More information about the team’s research programme and objectives can be found here

A report on the launch was aired on national television in Ethiopia:  http://www.ebc.et/web/news/-/--5952

 

The RISE research project in Ethiopia is led by Professor Tassew Woldehanna from the Ethiopian Development Research Institute, and supported by Professor Pauline Rose from the Research in Equitable Access and Learning (REAL) Centre, University of Cambridge, who leads the international team.  Other partner institutions include the Institute of Educational Research at Addis Ababa University, the Ethiopian Education Strategy Centre, the University College London Institute of Education, Cornell University and Stockholm University.

Tassew Woldehanna is a professor of Economics and Vice President for Research and Technology Transfer at Addis Ababa University. He obtained his PhD in Household Economics from Wageningen University, The Netherlands. He is a development economist mainly interested in fiscal incidence, child welfare and poverty, employment, micro and small-scale enterprise development, entrepreneurship and food security. He has published several book chapters and article in peer review journal in the area of poverty and education and health. Currently, he is the Principal Investigator of Young Lives, an international study of childhood poverty following 12,000 children in four countries (Ethiopia, India, Vietnam and Peru).   

Louise Yorke is a research assistant at the Research for Equitable Access and Learning (REAL) Centre at the Faculty of Education, University of Cambridge. She has a BA (University College Dublin) and MSc in Psychology (Trinity College Dublin). She recently completed (submitted) her PhD at the School of Social Work and Social Policy Trinity College Dublin, which focused on the lives, experiences and choices of rural girls as they negotiate different pathways to urban secondary schools in Ethiopia.
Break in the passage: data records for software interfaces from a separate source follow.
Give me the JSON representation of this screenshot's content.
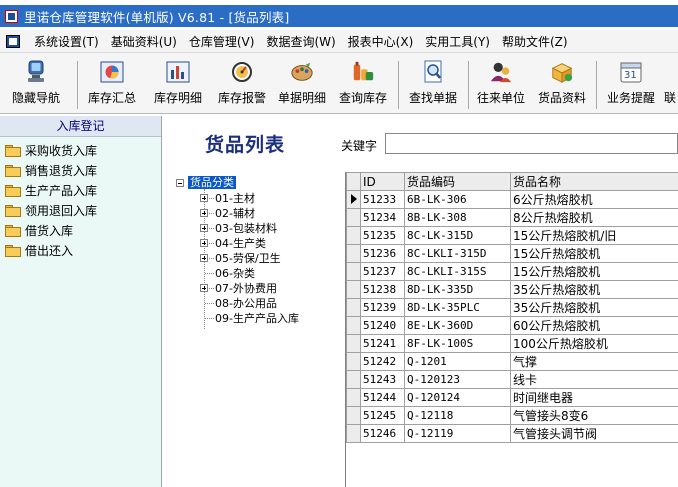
{
  "window": {
    "title": "里诺仓库管理软件(单机版) V6.81 - [货品列表]"
  },
  "menu": {
    "items": [
      "系统设置(T)",
      "基础资料(U)",
      "仓库管理(V)",
      "数据查询(W)",
      "报表中心(X)",
      "实用工具(Y)",
      "帮助文件(Z)"
    ]
  },
  "toolbar": {
    "buttons": [
      {
        "label": "隐藏导航",
        "icon": "monitor-icon"
      },
      {
        "label": "库存汇总",
        "icon": "pie-chart-icon"
      },
      {
        "label": "库存明细",
        "icon": "bar-chart-icon"
      },
      {
        "label": "库存报警",
        "icon": "alarm-gauge-icon"
      },
      {
        "label": "单据明细",
        "icon": "paint-palette-icon"
      },
      {
        "label": "查询库存",
        "icon": "bottles-icon"
      },
      {
        "label": "查找单据",
        "icon": "magnifier-document-icon"
      },
      {
        "label": "往来单位",
        "icon": "people-icon"
      },
      {
        "label": "货品资料",
        "icon": "package-icon"
      },
      {
        "label": "业务提醒",
        "icon": "calendar-icon"
      },
      {
        "label": "联",
        "icon": ""
      }
    ],
    "calendar_day": "31"
  },
  "sidebar": {
    "header": "入库登记",
    "items": [
      "采购收货入库",
      "销售退货入库",
      "生产产品入库",
      "领用退回入库",
      "借货入库",
      "借出还入"
    ]
  },
  "main": {
    "title": "货品列表",
    "keyword_label": "关键字",
    "keyword_value": ""
  },
  "tree": {
    "root": "货品分类",
    "nodes": [
      "01-主材",
      "02-辅材",
      "03-包装材料",
      "04-生产类",
      "05-劳保/卫生",
      "06-杂类",
      "07-外协费用",
      "08-办公用品",
      "09-生产产品入库"
    ]
  },
  "grid": {
    "headers": [
      "ID",
      "货品编码",
      "货品名称"
    ],
    "rows": [
      [
        "51233",
        "6B-LK-306",
        "6公斤热熔胶机"
      ],
      [
        "51234",
        "8B-LK-308",
        "8公斤热熔胶机"
      ],
      [
        "51235",
        "8C-LK-315D",
        "15公斤热熔胶机/旧"
      ],
      [
        "51236",
        "8C-LKLI-315D",
        "15公斤热熔胶机"
      ],
      [
        "51237",
        "8C-LKLI-315S",
        "15公斤热熔胶机"
      ],
      [
        "51238",
        "8D-LK-335D",
        "35公斤热熔胶机"
      ],
      [
        "51239",
        "8D-LK-35PLC",
        "35公斤热熔胶机"
      ],
      [
        "51240",
        "8E-LK-360D",
        "60公斤热熔胶机"
      ],
      [
        "51241",
        "8F-LK-100S",
        "100公斤热熔胶机"
      ],
      [
        "51242",
        "Q-1201",
        "气撑"
      ],
      [
        "51243",
        "Q-120123",
        "线卡"
      ],
      [
        "51244",
        "Q-120124",
        "时间继电器"
      ],
      [
        "51245",
        "Q-12118",
        "气管接头8变6"
      ],
      [
        "51246",
        "Q-12119",
        "气管接头调节阀"
      ]
    ]
  }
}
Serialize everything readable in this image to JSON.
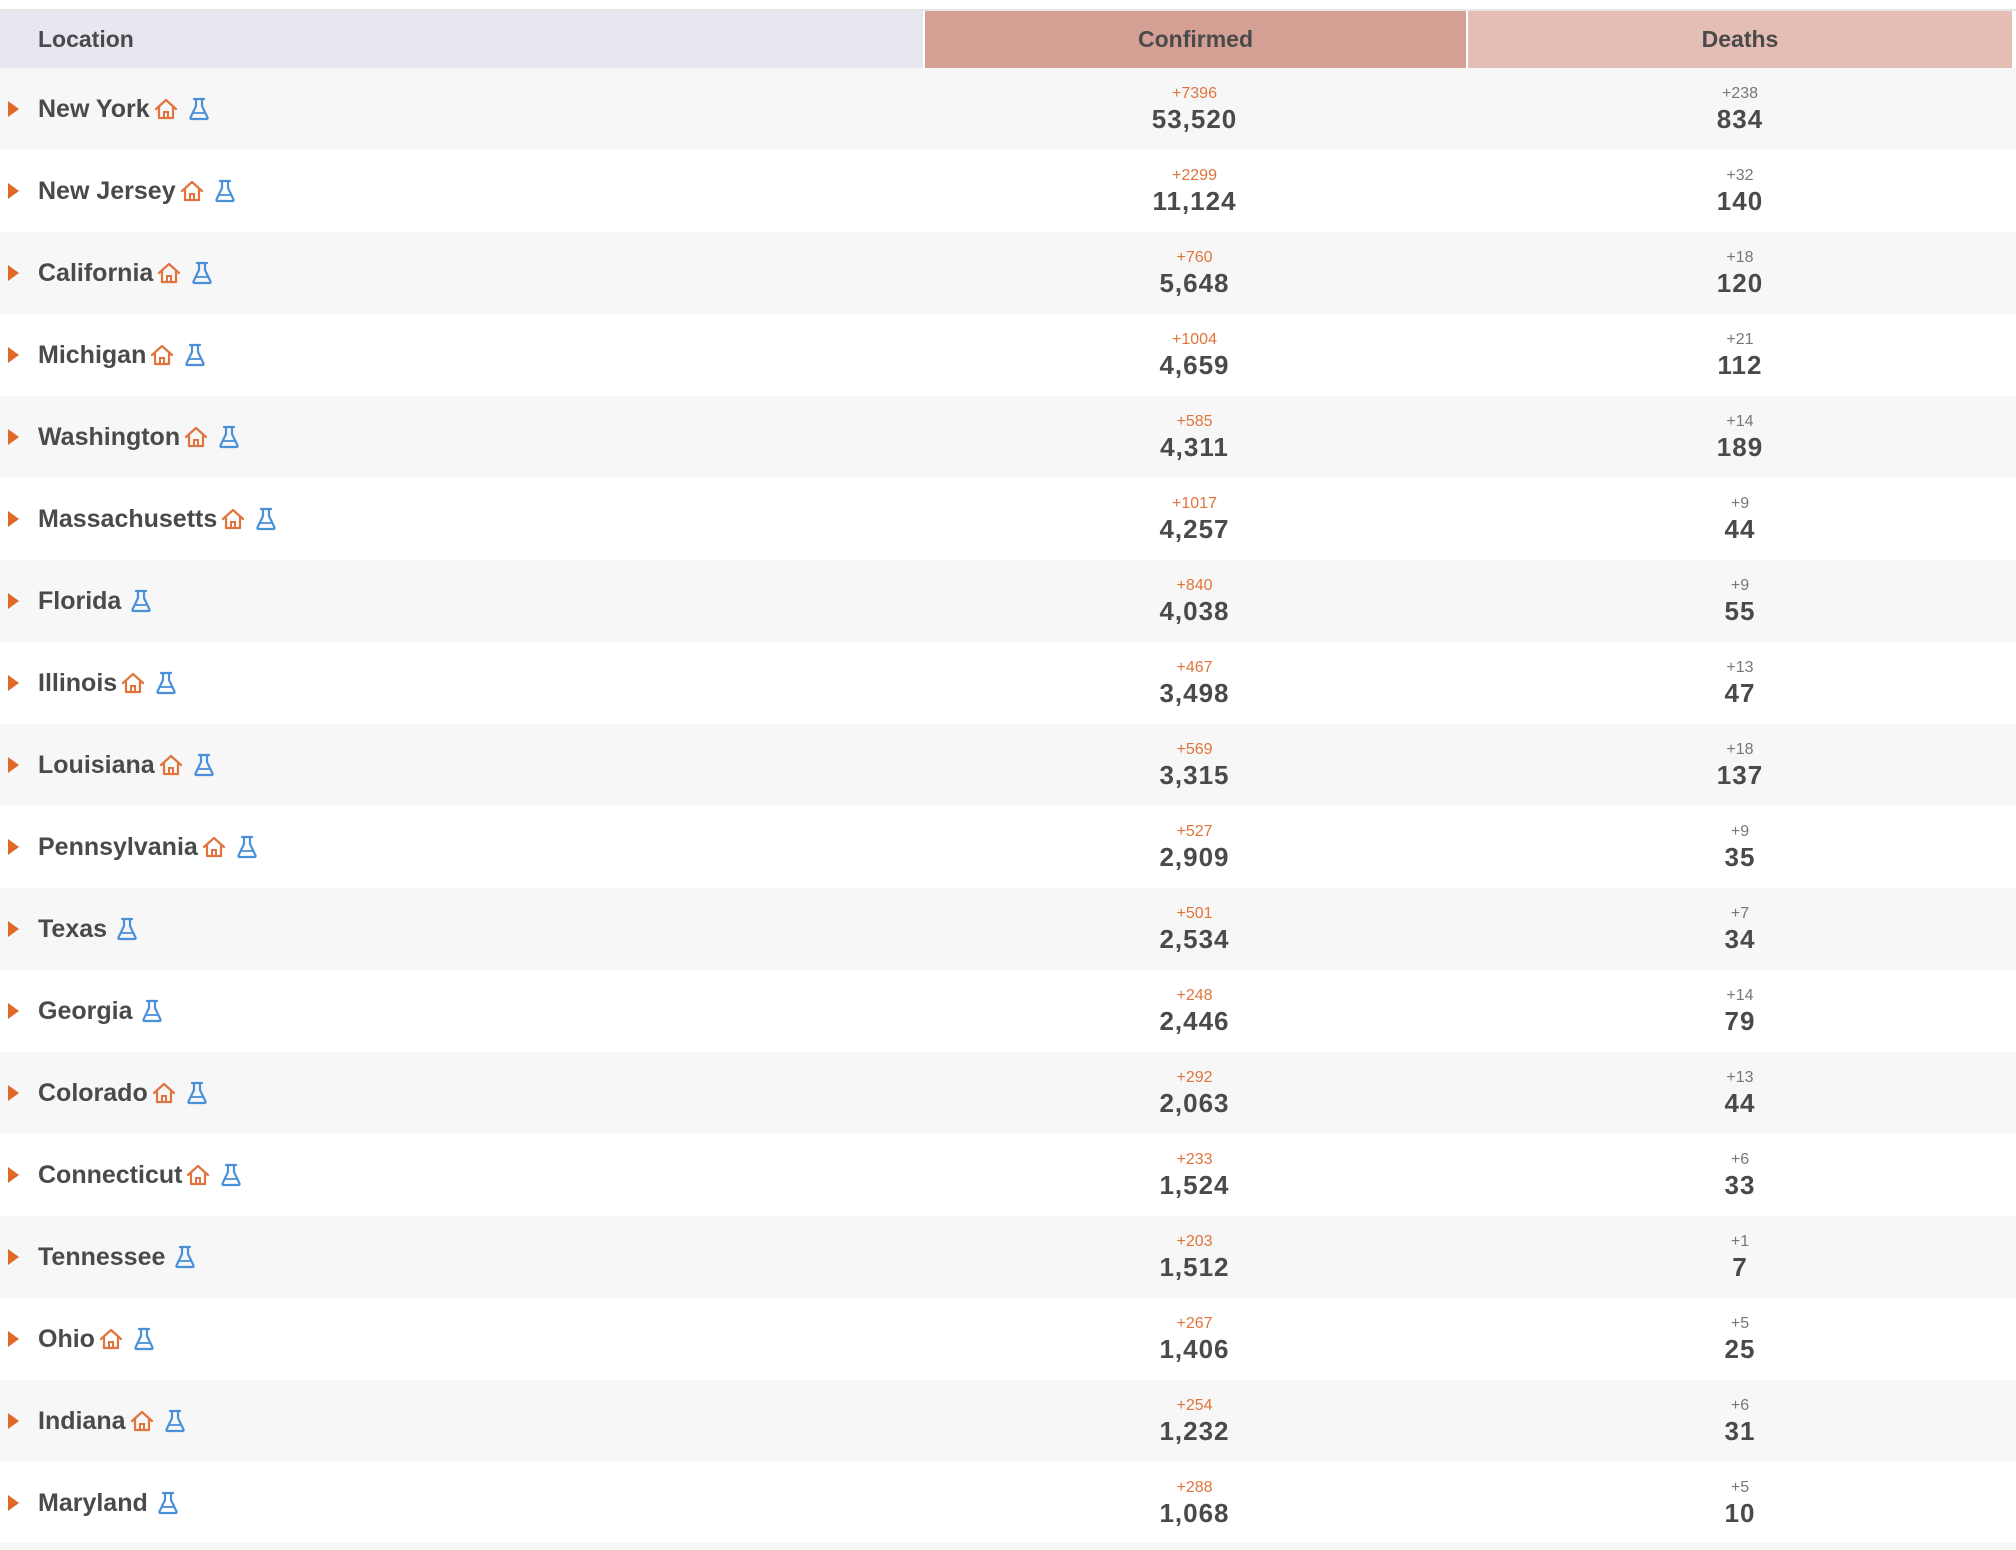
{
  "header": {
    "location": "Location",
    "confirmed": "Confirmed",
    "deaths": "Deaths"
  },
  "colors": {
    "location_header_bg": "#e6e7f1",
    "confirmed_header_bg": "#d4a094",
    "deaths_header_bg": "#e4bdb4",
    "expander": "#e0692a",
    "home_icon": "#e0743c",
    "flask_icon": "#4a90d9",
    "confirmed_delta": "#e0743c"
  },
  "rows": [
    {
      "name": "New York",
      "home": true,
      "flask": true,
      "confirmed_delta": "+7396",
      "confirmed": "53,520",
      "deaths_delta": "+238",
      "deaths": "834"
    },
    {
      "name": "New Jersey",
      "home": true,
      "flask": true,
      "confirmed_delta": "+2299",
      "confirmed": "11,124",
      "deaths_delta": "+32",
      "deaths": "140"
    },
    {
      "name": "California",
      "home": true,
      "flask": true,
      "confirmed_delta": "+760",
      "confirmed": "5,648",
      "deaths_delta": "+18",
      "deaths": "120"
    },
    {
      "name": "Michigan",
      "home": true,
      "flask": true,
      "confirmed_delta": "+1004",
      "confirmed": "4,659",
      "deaths_delta": "+21",
      "deaths": "112"
    },
    {
      "name": "Washington",
      "home": true,
      "flask": true,
      "confirmed_delta": "+585",
      "confirmed": "4,311",
      "deaths_delta": "+14",
      "deaths": "189"
    },
    {
      "name": "Massachusetts",
      "home": true,
      "flask": true,
      "confirmed_delta": "+1017",
      "confirmed": "4,257",
      "deaths_delta": "+9",
      "deaths": "44"
    },
    {
      "name": "Florida",
      "home": false,
      "flask": true,
      "confirmed_delta": "+840",
      "confirmed": "4,038",
      "deaths_delta": "+9",
      "deaths": "55"
    },
    {
      "name": "Illinois",
      "home": true,
      "flask": true,
      "confirmed_delta": "+467",
      "confirmed": "3,498",
      "deaths_delta": "+13",
      "deaths": "47"
    },
    {
      "name": "Louisiana",
      "home": true,
      "flask": true,
      "confirmed_delta": "+569",
      "confirmed": "3,315",
      "deaths_delta": "+18",
      "deaths": "137"
    },
    {
      "name": "Pennsylvania",
      "home": true,
      "flask": true,
      "confirmed_delta": "+527",
      "confirmed": "2,909",
      "deaths_delta": "+9",
      "deaths": "35"
    },
    {
      "name": "Texas",
      "home": false,
      "flask": true,
      "confirmed_delta": "+501",
      "confirmed": "2,534",
      "deaths_delta": "+7",
      "deaths": "34"
    },
    {
      "name": "Georgia",
      "home": false,
      "flask": true,
      "confirmed_delta": "+248",
      "confirmed": "2,446",
      "deaths_delta": "+14",
      "deaths": "79"
    },
    {
      "name": "Colorado",
      "home": true,
      "flask": true,
      "confirmed_delta": "+292",
      "confirmed": "2,063",
      "deaths_delta": "+13",
      "deaths": "44"
    },
    {
      "name": "Connecticut",
      "home": true,
      "flask": true,
      "confirmed_delta": "+233",
      "confirmed": "1,524",
      "deaths_delta": "+6",
      "deaths": "33"
    },
    {
      "name": "Tennessee",
      "home": false,
      "flask": true,
      "confirmed_delta": "+203",
      "confirmed": "1,512",
      "deaths_delta": "+1",
      "deaths": "7"
    },
    {
      "name": "Ohio",
      "home": true,
      "flask": true,
      "confirmed_delta": "+267",
      "confirmed": "1,406",
      "deaths_delta": "+5",
      "deaths": "25"
    },
    {
      "name": "Indiana",
      "home": true,
      "flask": true,
      "confirmed_delta": "+254",
      "confirmed": "1,232",
      "deaths_delta": "+6",
      "deaths": "31"
    },
    {
      "name": "Maryland",
      "home": false,
      "flask": true,
      "confirmed_delta": "+288",
      "confirmed": "1,068",
      "deaths_delta": "+5",
      "deaths": "10"
    }
  ]
}
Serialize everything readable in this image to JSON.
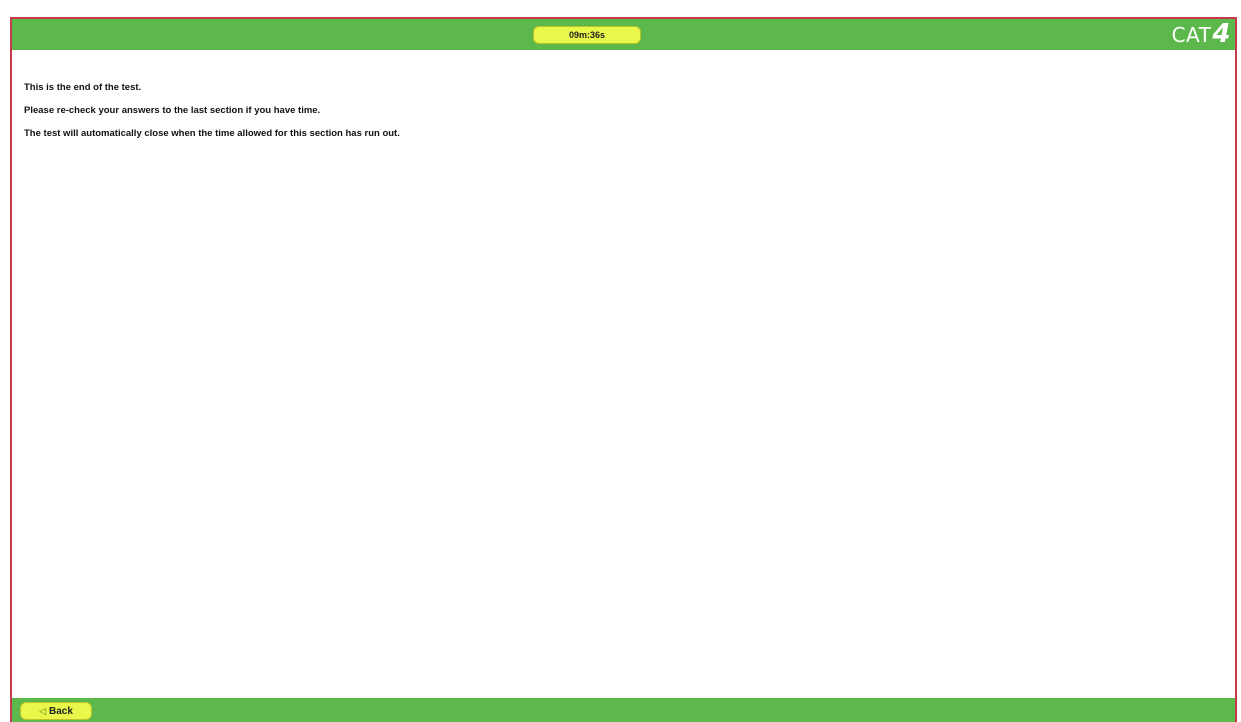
{
  "header": {
    "timer": "09m:36s",
    "logo_text": "CAT",
    "logo_number": "4"
  },
  "main": {
    "lines": [
      "This is the end of the test.",
      "Please re-check your answers to the last section if you have time.",
      "The test will automatically close when the time allowed for this section has run out."
    ]
  },
  "footer": {
    "back_label": "Back",
    "back_icon": "arrow-left-icon"
  },
  "colors": {
    "bar_green": "#5cb84a",
    "button_yellow": "#e8f74a",
    "frame_red": "#c53a4b"
  }
}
Her research interests involve the use of quantitative qualitative and participatory research methods to understand educational access and equity, social and cultural factors influencing the educational experiences and trajectories of girls and young women, and school-to-work transitions.

 

RISE blog posts reflect the views of the authors and do not necessarily represent the views of the organisation or our funders.